[REQUIRED WORK] Look through the records below and copy each line that includes the word "Client".

[DATA RECORDS]
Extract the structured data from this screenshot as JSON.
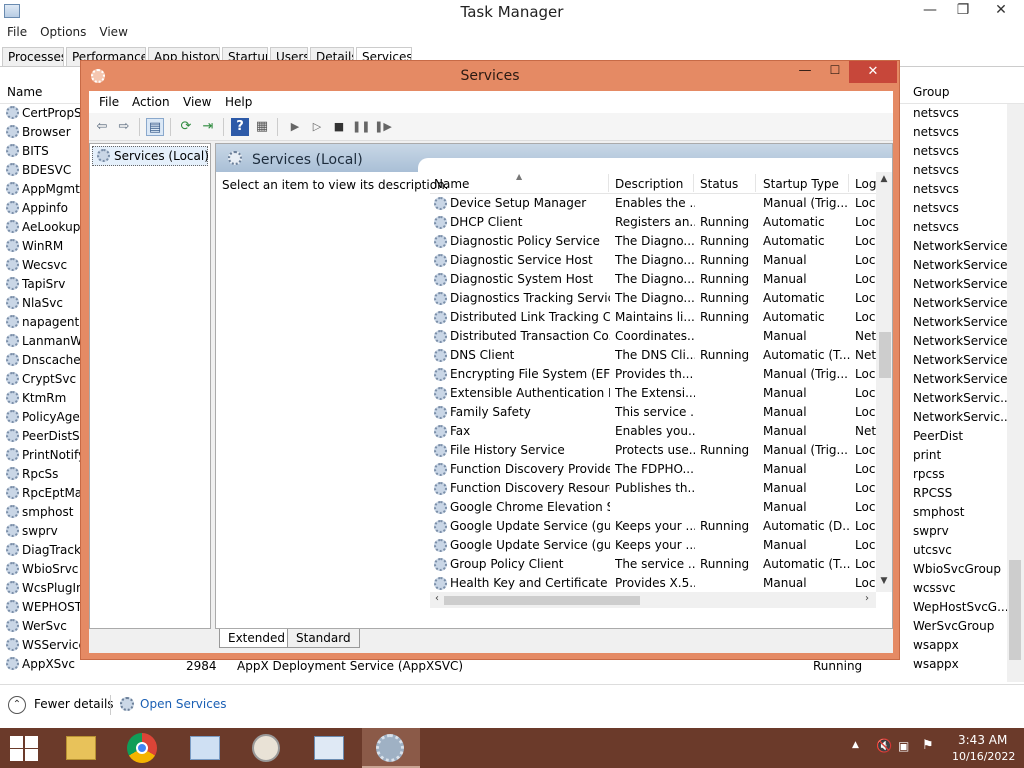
{
  "taskmanager": {
    "title": "Task Manager",
    "window_controls": {
      "minimize": "—",
      "maximize": "❐",
      "close": "✕"
    },
    "menu": [
      "File",
      "Options",
      "View"
    ],
    "tabs": [
      "Processes",
      "Performance",
      "App history",
      "Startup",
      "Users",
      "Details",
      "Services"
    ],
    "active_tab": "Services",
    "columns": {
      "name": "Name",
      "group": "Group"
    },
    "left_names": [
      "CertPropSv",
      "Browser",
      "BITS",
      "BDESVC",
      "AppMgmt",
      "Appinfo",
      "AeLookupS",
      "WinRM",
      "Wecsvc",
      "TapiSrv",
      "NlaSvc",
      "napagent",
      "LanmanWo",
      "Dnscache",
      "CryptSvc",
      "KtmRm",
      "PolicyAger",
      "PeerDistSv",
      "PrintNotify",
      "RpcSs",
      "RpcEptMap",
      "smphost",
      "swprv",
      "DiagTrack",
      "WbioSrvc",
      "WcsPlugIn",
      "WEPHOSTS",
      "WerSvc",
      "WSService",
      "AppXSvc"
    ],
    "right_groups": [
      "netsvcs",
      "netsvcs",
      "netsvcs",
      "netsvcs",
      "netsvcs",
      "netsvcs",
      "netsvcs",
      "NetworkService",
      "NetworkService",
      "NetworkService",
      "NetworkService",
      "NetworkService",
      "NetworkService",
      "NetworkService",
      "NetworkService",
      "NetworkServic...",
      "NetworkServic...",
      "PeerDist",
      "print",
      "rpcss",
      "RPCSS",
      "smphost",
      "swprv",
      "utcsvc",
      "WbioSvcGroup",
      "wcssvc",
      "WepHostSvcG...",
      "WerSvcGroup",
      "wsappx",
      "wsappx"
    ],
    "bottom_row": {
      "name": "AppXSvc",
      "pid": "2984",
      "description": "AppX Deployment Service (AppXSVC)",
      "status": "Running",
      "group": "wsappx"
    },
    "fewer_details": "Fewer details",
    "open_services": "Open Services"
  },
  "services": {
    "title": "Services",
    "window_controls": {
      "minimize": "—",
      "maximize": "☐",
      "close": "✕"
    },
    "menu": [
      "File",
      "Action",
      "View",
      "Help"
    ],
    "tree_item": "Services (Local)",
    "header_title": "Services (Local)",
    "description_prompt": "Select an item to view its description.",
    "columns": [
      "Name",
      "Description",
      "Status",
      "Startup Type",
      "Log"
    ],
    "rows": [
      {
        "name": "Device Setup Manager",
        "desc": "Enables the ...",
        "status": "",
        "startup": "Manual (Trig...",
        "log": "Loc"
      },
      {
        "name": "DHCP Client",
        "desc": "Registers an...",
        "status": "Running",
        "startup": "Automatic",
        "log": "Loc"
      },
      {
        "name": "Diagnostic Policy Service",
        "desc": "The Diagno...",
        "status": "Running",
        "startup": "Automatic",
        "log": "Loc"
      },
      {
        "name": "Diagnostic Service Host",
        "desc": "The Diagno...",
        "status": "Running",
        "startup": "Manual",
        "log": "Loc"
      },
      {
        "name": "Diagnostic System Host",
        "desc": "The Diagno...",
        "status": "Running",
        "startup": "Manual",
        "log": "Loc"
      },
      {
        "name": "Diagnostics Tracking Service",
        "desc": "The Diagno...",
        "status": "Running",
        "startup": "Automatic",
        "log": "Loc"
      },
      {
        "name": "Distributed Link Tracking Cl...",
        "desc": "Maintains li...",
        "status": "Running",
        "startup": "Automatic",
        "log": "Loc"
      },
      {
        "name": "Distributed Transaction Co...",
        "desc": "Coordinates...",
        "status": "",
        "startup": "Manual",
        "log": "Net"
      },
      {
        "name": "DNS Client",
        "desc": "The DNS Cli...",
        "status": "Running",
        "startup": "Automatic (T...",
        "log": "Net"
      },
      {
        "name": "Encrypting File System (EFS)",
        "desc": "Provides th...",
        "status": "",
        "startup": "Manual (Trig...",
        "log": "Loc"
      },
      {
        "name": "Extensible Authentication P...",
        "desc": "The Extensi...",
        "status": "",
        "startup": "Manual",
        "log": "Loc"
      },
      {
        "name": "Family Safety",
        "desc": "This service ...",
        "status": "",
        "startup": "Manual",
        "log": "Loc"
      },
      {
        "name": "Fax",
        "desc": "Enables you...",
        "status": "",
        "startup": "Manual",
        "log": "Net"
      },
      {
        "name": "File History Service",
        "desc": "Protects use...",
        "status": "Running",
        "startup": "Manual (Trig...",
        "log": "Loc"
      },
      {
        "name": "Function Discovery Provide...",
        "desc": "The FDPHO...",
        "status": "",
        "startup": "Manual",
        "log": "Loc"
      },
      {
        "name": "Function Discovery Resourc...",
        "desc": "Publishes th...",
        "status": "",
        "startup": "Manual",
        "log": "Loc"
      },
      {
        "name": "Google Chrome Elevation S...",
        "desc": "",
        "status": "",
        "startup": "Manual",
        "log": "Loc"
      },
      {
        "name": "Google Update Service (gup...",
        "desc": "Keeps your ...",
        "status": "Running",
        "startup": "Automatic (D...",
        "log": "Loc"
      },
      {
        "name": "Google Update Service (gup...",
        "desc": "Keeps your ...",
        "status": "",
        "startup": "Manual",
        "log": "Loc"
      },
      {
        "name": "Group Policy Client",
        "desc": "The service ...",
        "status": "Running",
        "startup": "Automatic (T...",
        "log": "Loc"
      },
      {
        "name": "Health Key and Certificate ...",
        "desc": "Provides X.5...",
        "status": "",
        "startup": "Manual",
        "log": "Loc"
      }
    ],
    "view_tabs": [
      "Extended",
      "Standard"
    ],
    "active_view_tab": "Extended"
  },
  "taskbar": {
    "clock_time": "3:43 AM",
    "clock_date": "10/16/2022",
    "apps": [
      "file-explorer",
      "chrome",
      "control-panel",
      "compass-app",
      "task-manager",
      "services"
    ],
    "active_app": "services"
  },
  "colors": {
    "services_frame": "#e58a64",
    "close_button": "#c7473a",
    "taskbar": "#6b3a2a",
    "link": "#1a5fb4"
  }
}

[EXERCISE OUTPUT]
        "name": "DHCP Client",
        "name": "DNS Client",
        "name": "Group Policy Client",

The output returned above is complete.